KUALA LUMPUR (Sept 14): Civil society movements have labelled Putrajaya a “bully” for endorsing a set of questionable guidelines to help parents recognise “gay and lesbian symptoms" in their children at an early stage.
Seksualiti Merdeka co-founder Pang Khee Teik, in a hard-hitting statement on Friday, pointed out that the discrimination based on sexual orientation and gender was detrimental to individuals and the public.
Instead of using education as a tool to deal with issues of inequality and prejudice that minority groups are subjected to, Pang rebuked the ministry, saying that it is “only interested in teaching hate, promoting inequality and playing politics”.
“The Ministry of Education is now officially a bully. It must stop this inhuman campaign against vulnerable children.
“It should teach all children to be confident and to respect each other no matter who they are. We are ever ready to consult with the Ministry personnel if they are willing to listen to more reliable studies about LGBTs (lesbian, gay, bisexual and transgender groups),” said Pang.
News of the guidelines surfaced during an Education Ministry endorsed seminar in Penang. Two organisations, Yayasan Guru Malaysia Berhad and Putrajaya Consultative Council of Parent-Teacher Associations, suggested the guidelines for tackling the LGBT problem.
The guidelines warned parents and teachers to watch out when their sons start wearing tight-fitting sleeveless t-shirts, among others.
Pang said comprehensive studies have recorded findings to show that discrimination based on sexual orientation and gender identity can result in greater harm to the children.
The Malaysian Civil Liberties Movement (MCLM) also criticised the approach saying that it “merely serve to legitimise prejudice and bigotry in our society”.
Its president, Sharifuddin Abdul Latiff, said that the ministry acted in a manner not mandated by law, when its duties only revolve around providing “academic opportunities and infrastructure at all levels of the social strata for every Malaysian citizen”.
Citing the ministry’s objective, Sharifuddin stressed that there is nothing about “prequalification on acceptable behaviour of students” as part of the criteria.
“Actions like this go against the admirable spirit of the Ministry’s vision and mission statement because it engenders discrimination within our schools,” he said.
He added that the mental and emotional trauma subjected to children will be “incalculable” when students are already battling problems with “identity crises and peer pressure”.
Meanwhile, Yayasan Guru Malaysia Berhad (YGMB), which had led the forum in Penang on Wednesday that sparked the controversy, clarified that the “symptoms” guidelines were merely “an explanation for teachers on how to cope with the problem”.
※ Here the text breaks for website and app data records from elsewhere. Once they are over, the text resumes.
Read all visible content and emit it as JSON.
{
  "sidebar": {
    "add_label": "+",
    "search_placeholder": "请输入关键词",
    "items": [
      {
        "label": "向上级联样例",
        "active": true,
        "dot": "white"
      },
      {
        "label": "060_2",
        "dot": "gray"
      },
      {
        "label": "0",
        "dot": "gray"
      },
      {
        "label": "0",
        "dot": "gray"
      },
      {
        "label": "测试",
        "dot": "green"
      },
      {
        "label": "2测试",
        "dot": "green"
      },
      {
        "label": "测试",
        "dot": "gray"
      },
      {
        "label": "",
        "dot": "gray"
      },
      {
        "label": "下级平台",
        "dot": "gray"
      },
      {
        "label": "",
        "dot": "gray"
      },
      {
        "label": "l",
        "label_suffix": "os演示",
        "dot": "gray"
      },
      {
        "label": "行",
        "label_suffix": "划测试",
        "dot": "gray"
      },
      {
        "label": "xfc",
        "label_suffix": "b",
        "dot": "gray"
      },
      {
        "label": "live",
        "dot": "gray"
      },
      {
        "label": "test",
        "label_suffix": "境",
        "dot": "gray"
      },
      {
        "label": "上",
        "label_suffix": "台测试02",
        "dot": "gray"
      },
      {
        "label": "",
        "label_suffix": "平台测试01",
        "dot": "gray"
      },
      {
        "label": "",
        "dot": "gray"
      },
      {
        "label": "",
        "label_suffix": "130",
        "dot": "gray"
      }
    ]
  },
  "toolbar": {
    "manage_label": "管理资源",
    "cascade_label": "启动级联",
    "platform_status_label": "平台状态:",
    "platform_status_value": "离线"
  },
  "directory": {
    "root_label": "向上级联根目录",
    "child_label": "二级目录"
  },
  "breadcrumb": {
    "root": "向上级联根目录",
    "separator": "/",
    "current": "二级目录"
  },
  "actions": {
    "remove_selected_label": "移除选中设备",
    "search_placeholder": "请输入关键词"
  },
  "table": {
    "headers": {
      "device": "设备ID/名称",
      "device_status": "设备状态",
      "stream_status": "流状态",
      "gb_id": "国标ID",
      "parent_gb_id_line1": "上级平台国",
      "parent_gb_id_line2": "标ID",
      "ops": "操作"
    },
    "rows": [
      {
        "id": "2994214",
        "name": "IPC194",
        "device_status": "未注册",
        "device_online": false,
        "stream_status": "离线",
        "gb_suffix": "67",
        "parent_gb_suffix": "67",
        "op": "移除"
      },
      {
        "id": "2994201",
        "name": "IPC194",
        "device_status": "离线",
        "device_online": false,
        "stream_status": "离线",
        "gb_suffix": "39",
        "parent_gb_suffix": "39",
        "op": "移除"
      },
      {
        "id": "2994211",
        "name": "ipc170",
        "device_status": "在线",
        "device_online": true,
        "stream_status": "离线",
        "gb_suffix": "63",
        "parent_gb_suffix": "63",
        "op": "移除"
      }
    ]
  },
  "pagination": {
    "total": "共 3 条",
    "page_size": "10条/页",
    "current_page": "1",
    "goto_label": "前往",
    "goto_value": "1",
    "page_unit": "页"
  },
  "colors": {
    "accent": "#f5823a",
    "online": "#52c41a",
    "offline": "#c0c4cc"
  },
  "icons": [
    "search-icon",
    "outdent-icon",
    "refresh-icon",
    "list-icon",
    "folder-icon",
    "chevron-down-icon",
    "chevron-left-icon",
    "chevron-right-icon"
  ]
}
YGMB coordinator, Hasnul Hadi Abdullah Sani, told news portal Malaysiakini that the forum was just an awareness programme.
The forum was co-organised with Putrajaya Consultative Council of Parents and Teachers Associations.